Well it’s here – 2010 – a new decade begins. What will we resolve to do this year?  Will it be the same as last year?  Will we be able to actually follow through on our resolutions? I’ll once again make a conscience effort to exercise more, eat healthier, and read my Bible on a daily basis. How else will I feel better, have more energy and live a longer, better quality of life? 

Another resolution I am personally going to make to myself is to become a better listener. I’ve always been lacking in that capacity. Sure, by the grace of God I am able to hear, but I very seldom really listen. It has been said that when it comes to the similarities between listening and hearing, the only one is you use your ears for both. A recent church sermon made me realize that although I have the latter perfected, I have quite a ways to go before I can say that I am a good listener. Anyone who knows me is snickering at this point, because I am a habitual interrupter. Yes, I admit it. My name is Jill and I am an interrupter. This annoying habit, I have come to learn, comes from my inability to really, truly listen.

Although I do empathize when I hear, immediately my mind (which I attribute to adult ADD) begins contemplating a response. Before I can stop myself my response, opinion, answer or meaningless chatter, whichever the case may be, spills out in the middle of someone else’s dissertation.

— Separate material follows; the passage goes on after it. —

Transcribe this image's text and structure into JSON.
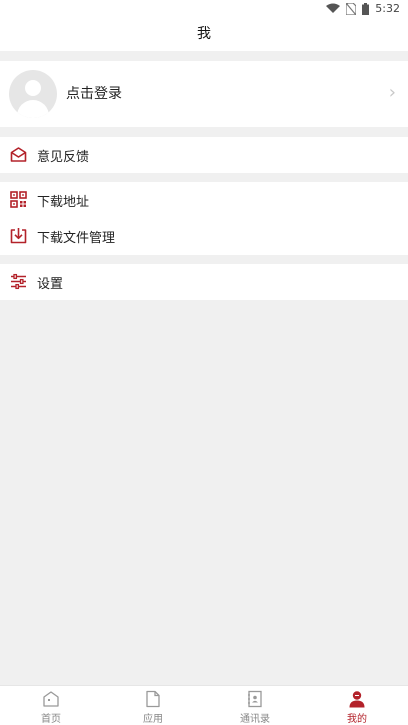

Is there a distinct difference between hearing and listening? Definitely. Hearing is simply the act of perceiving sound by the ear. If you are not hearing-impaired, hearing just simply happens. Listening, however, is something you must consciously choose to do, thus my 2010 resolution. Unfortunately, listening requires concentration and that is where my impairment comes in making me actually “hard of listening” rather than “hard of hearing.”

When one really listens the brain processes meaning from words and sentences so listening leads to learning. It incorporates paying attention and focusing with the intention of understanding and responding appropriately. Most people would indicate they have excellent communication skills but when it boils down to it, people, in general enjoy hearing themselves talk. Basically, all of us want to be heard. The question is, with all the people talking, who is really listening to what is actually being said?
To instigate my resolution to unleash the power of listening, I have studied some skills to incorporate to develop better and more effective listening. I have learned one way to make certain you are listening is to repeat what is being said. This not only shows the person speaking that you are listening, but it will also ensure that you remember what was said to you later.
Another important key to listening is to pay attention to the speaker. Yet another one of my infinite character flaws is the ability to maintain eye contact and acknowledge what a person is saying as they are saying it. I realize this is a skill that must be improved in order to become an effective listener. This ensures both you and the speaker remain on track and focused on the conversation.
Finally, it is important to be able to tune out distractions. Again, ADD comes into play, but I am convinced I can at least improve in this area. I plan to treat this aspect of listening as a challenging mental task in order to better concentrate on what is being said and not what is going on around me. In many situations that require listening, there are other people present, noises resounding and a host of other possible distractions. Eliminating them may in some cases be impossible. Focusing on them, however, is a choice and may require diligence.
Overall, I am convinced to become a more effective listener, I must open my ears, shut my mouth, and open my heart. Maybe when I start truly listening to what people are saying verses simply hearing them, I will learn a lot, and maybe even something about myself in the process.